There is so much to learn by simply observing the handiwork of others. Some builders are just plain creative when it comes to organizing the myriad parts and pieces we need to install in the engine compartment: wires, hoses, cables, sensors to name a few. We will look at the creative use of Adel clamps by a fellow builder that were used to organize components forward of the firewall.
Adel clamps—more properly called MS21919 aircraft clamps—are commonly used to support bundles of cables and other components. You may also hear them referred to as “cushion clamps” due to the soft material that surrounds the inner metallic strap. This soft surrounding material may be made of a rubber or silicone material. The inner band may be made of steel or aluminum.
The specific materials used in an Adel clamp can be determined by the suffix to the MS21919 number. Your favorite aircraft supply catalog will describe these details for the clamps they offer. Purchasing from a generic vendor like Amazon will probably lack this specific material information. This may become an issue if you are trying to choose a clamp with a high heat resistance for using near the engine.
Available clamp sizes range from about 1/4 inch to several inches in diameter. Although not adjustable, they can be obtained in 1/16-inch-diameter increments. The size is the last number at the end of the MS number expressed in 1/16-inch increments. A single nut and short screw is all that is needed to secure the clamp. Clamps with the letter “W” following the MS number indicates that the cushioning material used will possess a small “wedge,” which helps seal the enclosure so small wires cannot escape. This feature has become quite common with most clamps.
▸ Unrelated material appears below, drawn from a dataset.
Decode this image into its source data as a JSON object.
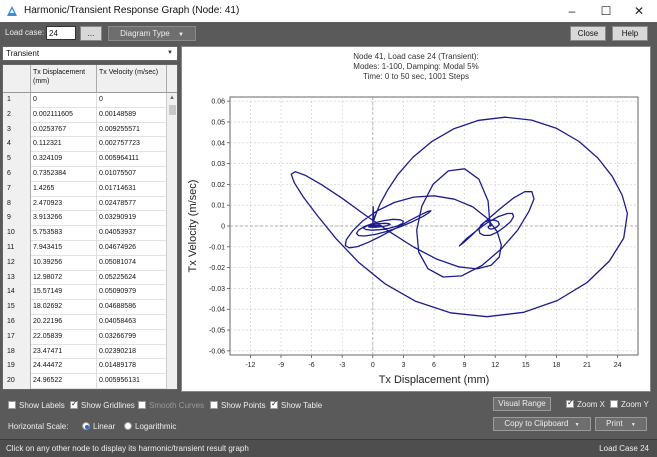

The photos shown here provide some ideas on how these clamps can secure many of the wires and cables in your engine compartment. Unlike cable ties, Adel clamps can be disassembled to allow for repairs, upgrades, and maintenance in the future. A larger or smaller clamp can be substituted as needed to accommodate future changes. Their robust construction means they are as permanent as the airframe. They will not need future replacement like plastic cable ties, which will eventually fail.
Note the technique of “doubling up” a pair of clamps, connecting end to end to produce a flexible standoff device. One clamp is sized to fit an engine mount tube, for example. The other clamp, sharing the same securing nut and screw, is sized and used to hold the wire bundle (or hose or cable). This technique can be used to robustly support the most difficult to mount items such as fuel filters, oil pressure sensors and other electronic sensors. Since the aircraft’s engine mount is generally built from rigid metal tubes, the Adel clamp is naturally suited to making a strong attachment at any location and offering a flexible mounting point for accessories.
Supporting electrical wires, fuel lines, and other cables at multiple locations not only makes for a nice, professional-looking engine compartment, it also provides reliability for those systems in the form of strain relief. It is a small investment for a good return on added mechanical reliability. Plane and simple!